It is through living righteous lives that a person is able to honor the pioneers, he continued. “No doubt this is the greatest tribute we can pay to those who paved the way with faith and courage. As has been said before, words are inadequate to honor great deeds; great deeds can only be honored by great deeds.”

During his remarks, Ogden City Mayor Mike Caldwell reminded community members that amid hardship, tragedy, and chaos, there is still a lot of good in the world today. He recognized the “true pioneer spirit” he has seen as people in the community serve others, recognizing that together they are “something larger than ourselves.”

The mayor of Ogden City, Mike Caldwell, speaks at the Ogden Pioneer Days devotional at the Dee Events Center in Ogden, Sunday, July 17. Photo by Hans Koepsell, Deseret News.

Missionaries and others get their picture taken with Brother Tad Callister and his wife, Sister Kathryn Callister, at the Dee Events Center in Ogden, Sunday, July 17. Photo by Hans Koepsell, Deseret News.

Brother Callister greets a missionary after the devotional at the Dee Events Center in Ogden, Sunday, July 17. Photo by Hans Koepsell, Deseret News.

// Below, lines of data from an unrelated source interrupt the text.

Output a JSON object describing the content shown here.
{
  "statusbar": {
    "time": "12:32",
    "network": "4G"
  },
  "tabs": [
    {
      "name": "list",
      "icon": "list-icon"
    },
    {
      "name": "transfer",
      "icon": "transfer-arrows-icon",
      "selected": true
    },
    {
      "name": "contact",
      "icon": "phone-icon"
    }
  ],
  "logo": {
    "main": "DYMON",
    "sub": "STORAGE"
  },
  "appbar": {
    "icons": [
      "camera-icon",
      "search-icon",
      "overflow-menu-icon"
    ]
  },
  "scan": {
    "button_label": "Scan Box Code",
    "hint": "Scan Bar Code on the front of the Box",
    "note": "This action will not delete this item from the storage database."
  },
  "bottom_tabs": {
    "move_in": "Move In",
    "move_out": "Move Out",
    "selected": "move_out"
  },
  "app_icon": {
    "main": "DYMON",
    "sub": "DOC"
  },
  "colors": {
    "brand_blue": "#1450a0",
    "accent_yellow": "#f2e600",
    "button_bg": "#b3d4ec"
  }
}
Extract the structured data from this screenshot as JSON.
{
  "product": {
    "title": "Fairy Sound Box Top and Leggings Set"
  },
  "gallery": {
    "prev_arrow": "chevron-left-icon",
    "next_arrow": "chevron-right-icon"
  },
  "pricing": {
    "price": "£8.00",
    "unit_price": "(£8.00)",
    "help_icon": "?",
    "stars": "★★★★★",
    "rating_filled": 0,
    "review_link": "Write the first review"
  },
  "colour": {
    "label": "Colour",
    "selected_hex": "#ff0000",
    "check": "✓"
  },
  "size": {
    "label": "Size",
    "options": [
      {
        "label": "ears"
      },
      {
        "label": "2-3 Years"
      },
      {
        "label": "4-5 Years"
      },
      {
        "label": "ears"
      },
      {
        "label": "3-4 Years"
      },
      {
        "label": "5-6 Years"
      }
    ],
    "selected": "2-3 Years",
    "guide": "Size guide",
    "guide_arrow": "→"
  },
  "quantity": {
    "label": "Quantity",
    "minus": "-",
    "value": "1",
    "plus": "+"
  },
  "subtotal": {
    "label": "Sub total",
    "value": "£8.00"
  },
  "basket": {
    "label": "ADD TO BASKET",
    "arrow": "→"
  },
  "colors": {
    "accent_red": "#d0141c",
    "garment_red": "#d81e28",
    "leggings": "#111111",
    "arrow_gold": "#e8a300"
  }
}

Brother Tad Callister and his wife, Sister Kathryn Callister, talk with audience members at the Dee Events Center in Ogden, Sunday, July 17. Photo by Hans Koepsell, Deseret News.